The No. 1 reason teams can’t spend their available cap room is the amount of “dead money” they incur that eats up that room. Past renegotiations in which the Saints have extended contracts by turning salary into bonuses, pro-rated over future years, leaves “dead money” when that player is cut. The day of reckoning is delayed, but eventually at hand.
The Saints’ 2015 cap number, according to the website OvertheCap.com, was just under $145 million. However, they only spent $104.5 million on players, which means that nearly a quarter of their designated cap was unavailable because it was eaten up by past deals. The Saints’ “dead money” totaled over $34 million, which was at least $5.5 million more than any other team. And they are not out of the woods for 2016.
Junior Galette’s deal, renegotiated shortly before he was cut for conduct problems, took up $5.45 million of the 2015 cap, although that paled compared to the $9 million that died when the team traded Jimmie Graham. Galette may be gone, but he will not be forgotten when the Saints take a look at their 2016 cap. Galette’s pro-rated bonus takes up $12 million of the 2016 cap. And that’s even before the team has made their first decision on which vets they cut this year. They will save the player’s salary, but every one has money pushed forward. If the team cuts Marques Colston, Zack Strief and Jahri Evans, they will eat another $13 million in pro-rated signing bonuses. With Galette, that adds up to $25 million with more likely to follow, pushing them closer to their 2015 handicap.
Many cap watchers blame Drew Brees’ huge contract for the Saints’ problems, and that is now being recognized as a trap to avoid for other NFL teams. Last week, the Wall Street Journal ran a story about the dilemma teams face paying a top quarterback. The story’s sub-headline hit the nail on the head for the Saints by saying “a massive QB contract can cripple the rest of the team.” “There is no question that Brees’ big contract left the team hamstrung when it tried to fill spots around him,” said the Journal. “Thus, the cutting of still-productive players for Cap reasons has contributed to the deterioration of a Super Bowl winner.”
Other facts from the Journal story support the quarterback pay problem. New England’s Tom Brady will count $14 million to the Patriots’ 2016 cap, but 13 other quarterbacks this season take up even more space from their team’s salary cap. Nine of them failed to lead their teams to the playoffs this season, and, of the four who did reach the postseason, three barely snuck in as either a No. 5 or No. 6 seed. Then there’s Peyton Manning, who had been relegated to backup duty behind Brock Osweiler until he made a dramatic cameo off the bench last week. None of the top three highest paid quarterbacks - Brees, Atlanta’s Matt Ryan and San Diego’s Philip Rivers - are on playoff teams. In fact, none of them led their teams to winning records.

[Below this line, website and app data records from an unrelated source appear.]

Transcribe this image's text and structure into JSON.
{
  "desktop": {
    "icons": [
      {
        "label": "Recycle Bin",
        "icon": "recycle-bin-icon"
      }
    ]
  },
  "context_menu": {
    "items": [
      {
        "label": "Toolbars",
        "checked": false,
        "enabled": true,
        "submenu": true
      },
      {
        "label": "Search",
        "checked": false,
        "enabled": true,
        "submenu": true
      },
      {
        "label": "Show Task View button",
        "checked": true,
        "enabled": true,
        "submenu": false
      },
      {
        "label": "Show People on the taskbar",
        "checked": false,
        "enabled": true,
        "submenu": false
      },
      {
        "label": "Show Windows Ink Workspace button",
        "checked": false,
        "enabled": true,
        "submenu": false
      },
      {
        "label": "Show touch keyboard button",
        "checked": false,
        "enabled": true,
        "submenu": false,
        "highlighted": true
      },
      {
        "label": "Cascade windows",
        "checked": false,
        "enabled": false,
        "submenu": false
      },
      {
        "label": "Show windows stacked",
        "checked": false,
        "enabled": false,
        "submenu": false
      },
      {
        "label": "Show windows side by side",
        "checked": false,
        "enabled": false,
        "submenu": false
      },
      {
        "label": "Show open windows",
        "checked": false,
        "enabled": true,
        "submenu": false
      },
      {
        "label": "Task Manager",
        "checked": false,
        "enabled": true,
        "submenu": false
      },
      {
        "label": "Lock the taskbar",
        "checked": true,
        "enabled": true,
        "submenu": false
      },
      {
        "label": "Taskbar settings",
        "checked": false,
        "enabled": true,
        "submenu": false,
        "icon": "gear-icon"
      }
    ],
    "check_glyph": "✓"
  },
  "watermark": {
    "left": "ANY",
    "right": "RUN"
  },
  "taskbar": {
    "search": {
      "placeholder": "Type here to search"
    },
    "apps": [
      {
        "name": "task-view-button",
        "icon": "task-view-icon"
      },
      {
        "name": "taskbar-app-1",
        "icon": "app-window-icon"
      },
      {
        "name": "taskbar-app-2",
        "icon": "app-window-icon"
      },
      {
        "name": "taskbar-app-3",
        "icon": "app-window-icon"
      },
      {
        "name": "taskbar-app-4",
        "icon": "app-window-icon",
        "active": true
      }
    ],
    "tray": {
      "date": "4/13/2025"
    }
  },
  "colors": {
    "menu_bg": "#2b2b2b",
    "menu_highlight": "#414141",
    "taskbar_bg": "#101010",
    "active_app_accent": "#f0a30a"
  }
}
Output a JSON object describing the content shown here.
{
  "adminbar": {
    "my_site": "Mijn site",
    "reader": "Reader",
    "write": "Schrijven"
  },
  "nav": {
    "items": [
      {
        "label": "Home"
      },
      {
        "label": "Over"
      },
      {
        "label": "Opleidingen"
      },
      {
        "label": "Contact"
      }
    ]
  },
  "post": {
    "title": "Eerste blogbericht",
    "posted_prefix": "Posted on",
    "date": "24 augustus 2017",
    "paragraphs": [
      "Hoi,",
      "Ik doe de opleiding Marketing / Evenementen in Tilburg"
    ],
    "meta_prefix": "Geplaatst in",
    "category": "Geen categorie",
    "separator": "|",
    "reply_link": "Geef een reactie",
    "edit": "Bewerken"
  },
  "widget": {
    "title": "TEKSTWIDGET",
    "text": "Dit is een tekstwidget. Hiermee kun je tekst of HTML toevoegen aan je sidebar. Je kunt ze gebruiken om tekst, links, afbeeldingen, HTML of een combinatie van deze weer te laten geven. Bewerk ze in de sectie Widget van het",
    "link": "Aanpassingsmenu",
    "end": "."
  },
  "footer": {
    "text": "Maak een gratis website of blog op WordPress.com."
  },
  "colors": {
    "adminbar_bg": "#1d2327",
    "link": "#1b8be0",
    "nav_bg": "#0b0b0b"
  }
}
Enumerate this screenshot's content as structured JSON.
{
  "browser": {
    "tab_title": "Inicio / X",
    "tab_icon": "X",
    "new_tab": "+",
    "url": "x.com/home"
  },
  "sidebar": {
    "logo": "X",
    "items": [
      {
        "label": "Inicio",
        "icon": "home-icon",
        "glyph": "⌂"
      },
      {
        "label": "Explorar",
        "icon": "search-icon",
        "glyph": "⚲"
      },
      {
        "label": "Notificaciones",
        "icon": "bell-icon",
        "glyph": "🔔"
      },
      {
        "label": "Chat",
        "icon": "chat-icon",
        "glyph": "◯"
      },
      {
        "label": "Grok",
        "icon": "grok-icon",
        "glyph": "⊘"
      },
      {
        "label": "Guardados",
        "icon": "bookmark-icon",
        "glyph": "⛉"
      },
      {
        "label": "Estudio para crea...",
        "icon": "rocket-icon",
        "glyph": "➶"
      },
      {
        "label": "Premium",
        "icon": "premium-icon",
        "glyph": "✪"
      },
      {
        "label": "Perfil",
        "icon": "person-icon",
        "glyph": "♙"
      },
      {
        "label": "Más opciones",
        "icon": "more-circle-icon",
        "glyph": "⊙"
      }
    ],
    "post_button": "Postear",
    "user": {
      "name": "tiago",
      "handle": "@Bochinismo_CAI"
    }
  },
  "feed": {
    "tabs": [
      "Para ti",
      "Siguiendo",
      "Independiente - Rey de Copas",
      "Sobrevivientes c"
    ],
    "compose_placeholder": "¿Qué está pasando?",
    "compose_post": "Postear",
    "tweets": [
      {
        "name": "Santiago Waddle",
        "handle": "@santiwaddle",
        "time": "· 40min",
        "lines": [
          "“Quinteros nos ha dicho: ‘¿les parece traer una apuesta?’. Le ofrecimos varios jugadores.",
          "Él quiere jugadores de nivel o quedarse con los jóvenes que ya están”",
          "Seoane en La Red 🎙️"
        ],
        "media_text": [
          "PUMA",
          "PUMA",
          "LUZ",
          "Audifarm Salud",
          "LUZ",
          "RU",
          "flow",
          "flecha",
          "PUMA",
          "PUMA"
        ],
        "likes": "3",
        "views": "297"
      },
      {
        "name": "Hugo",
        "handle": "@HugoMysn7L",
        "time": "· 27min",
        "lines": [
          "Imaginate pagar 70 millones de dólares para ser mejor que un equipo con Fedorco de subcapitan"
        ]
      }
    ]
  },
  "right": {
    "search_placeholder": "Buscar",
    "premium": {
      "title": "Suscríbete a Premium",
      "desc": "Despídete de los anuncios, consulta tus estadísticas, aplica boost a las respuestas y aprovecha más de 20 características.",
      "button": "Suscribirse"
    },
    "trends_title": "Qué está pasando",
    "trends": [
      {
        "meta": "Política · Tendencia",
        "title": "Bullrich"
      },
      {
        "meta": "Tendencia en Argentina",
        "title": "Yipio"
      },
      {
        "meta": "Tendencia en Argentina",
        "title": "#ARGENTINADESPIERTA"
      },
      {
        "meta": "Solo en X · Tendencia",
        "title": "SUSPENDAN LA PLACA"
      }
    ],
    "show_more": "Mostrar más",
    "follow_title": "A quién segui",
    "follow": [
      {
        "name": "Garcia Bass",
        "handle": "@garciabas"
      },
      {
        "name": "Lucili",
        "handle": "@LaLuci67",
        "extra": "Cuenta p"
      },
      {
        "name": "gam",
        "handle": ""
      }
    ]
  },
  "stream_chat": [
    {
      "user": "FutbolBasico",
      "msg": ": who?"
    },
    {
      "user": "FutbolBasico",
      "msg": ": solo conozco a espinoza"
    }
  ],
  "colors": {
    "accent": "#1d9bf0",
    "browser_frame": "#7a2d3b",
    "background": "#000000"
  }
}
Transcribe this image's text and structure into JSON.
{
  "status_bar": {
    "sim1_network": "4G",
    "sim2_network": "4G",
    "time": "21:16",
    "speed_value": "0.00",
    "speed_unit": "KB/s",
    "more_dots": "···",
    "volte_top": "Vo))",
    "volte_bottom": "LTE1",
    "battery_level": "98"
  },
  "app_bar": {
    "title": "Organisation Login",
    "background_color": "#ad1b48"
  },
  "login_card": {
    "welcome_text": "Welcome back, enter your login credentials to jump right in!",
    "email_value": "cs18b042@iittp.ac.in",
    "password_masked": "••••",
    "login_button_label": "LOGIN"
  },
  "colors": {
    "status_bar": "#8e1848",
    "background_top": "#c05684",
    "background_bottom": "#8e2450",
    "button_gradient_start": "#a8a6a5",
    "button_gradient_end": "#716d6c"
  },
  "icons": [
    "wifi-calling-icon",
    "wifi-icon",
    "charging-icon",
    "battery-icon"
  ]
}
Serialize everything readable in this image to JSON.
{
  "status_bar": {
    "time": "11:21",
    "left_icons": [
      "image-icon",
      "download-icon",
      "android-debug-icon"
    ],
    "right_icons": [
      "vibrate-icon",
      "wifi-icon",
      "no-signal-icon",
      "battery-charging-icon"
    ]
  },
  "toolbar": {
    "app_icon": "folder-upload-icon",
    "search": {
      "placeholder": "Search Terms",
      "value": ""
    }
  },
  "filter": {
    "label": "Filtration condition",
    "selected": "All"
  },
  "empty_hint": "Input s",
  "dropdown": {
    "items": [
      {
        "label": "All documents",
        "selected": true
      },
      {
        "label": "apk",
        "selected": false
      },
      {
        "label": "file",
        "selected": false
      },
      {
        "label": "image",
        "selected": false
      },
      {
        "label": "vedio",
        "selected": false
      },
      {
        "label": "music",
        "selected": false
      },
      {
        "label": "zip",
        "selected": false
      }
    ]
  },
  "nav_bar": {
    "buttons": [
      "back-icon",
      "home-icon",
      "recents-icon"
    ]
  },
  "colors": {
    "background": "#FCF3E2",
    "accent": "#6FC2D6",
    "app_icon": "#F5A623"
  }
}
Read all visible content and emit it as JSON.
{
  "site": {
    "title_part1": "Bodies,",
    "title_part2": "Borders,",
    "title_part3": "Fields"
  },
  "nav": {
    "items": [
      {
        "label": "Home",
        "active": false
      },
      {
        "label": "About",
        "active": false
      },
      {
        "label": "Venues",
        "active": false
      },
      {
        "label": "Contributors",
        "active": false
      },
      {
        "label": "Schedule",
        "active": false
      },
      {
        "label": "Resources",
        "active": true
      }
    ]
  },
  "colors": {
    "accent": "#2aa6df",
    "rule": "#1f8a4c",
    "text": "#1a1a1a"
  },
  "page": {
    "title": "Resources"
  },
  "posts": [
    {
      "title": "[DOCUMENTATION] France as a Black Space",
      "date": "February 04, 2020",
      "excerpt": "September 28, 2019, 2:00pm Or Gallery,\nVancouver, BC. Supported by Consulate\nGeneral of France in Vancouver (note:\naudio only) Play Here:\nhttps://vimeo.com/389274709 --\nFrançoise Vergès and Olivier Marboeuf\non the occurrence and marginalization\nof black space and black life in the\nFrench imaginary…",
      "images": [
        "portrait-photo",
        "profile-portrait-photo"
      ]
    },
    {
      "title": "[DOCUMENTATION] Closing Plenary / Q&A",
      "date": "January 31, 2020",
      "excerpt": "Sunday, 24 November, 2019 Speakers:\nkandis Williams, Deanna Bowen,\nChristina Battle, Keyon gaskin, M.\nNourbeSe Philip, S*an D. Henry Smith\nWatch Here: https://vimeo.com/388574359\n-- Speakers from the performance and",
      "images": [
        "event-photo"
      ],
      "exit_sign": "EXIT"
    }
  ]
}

And that’s the dilemma the Saints face in the off-season. They will renegotiate with Brees to create more room this year and push more of his money into future years, creating more problems down the road. Renegotiating for cap space has become such an annual event for some teams that the NFL might as well add Salary Cap Relief Day to their calendar of critical NFL events such as Super Bowl, NFL Draft and Game Ball Inflation Day.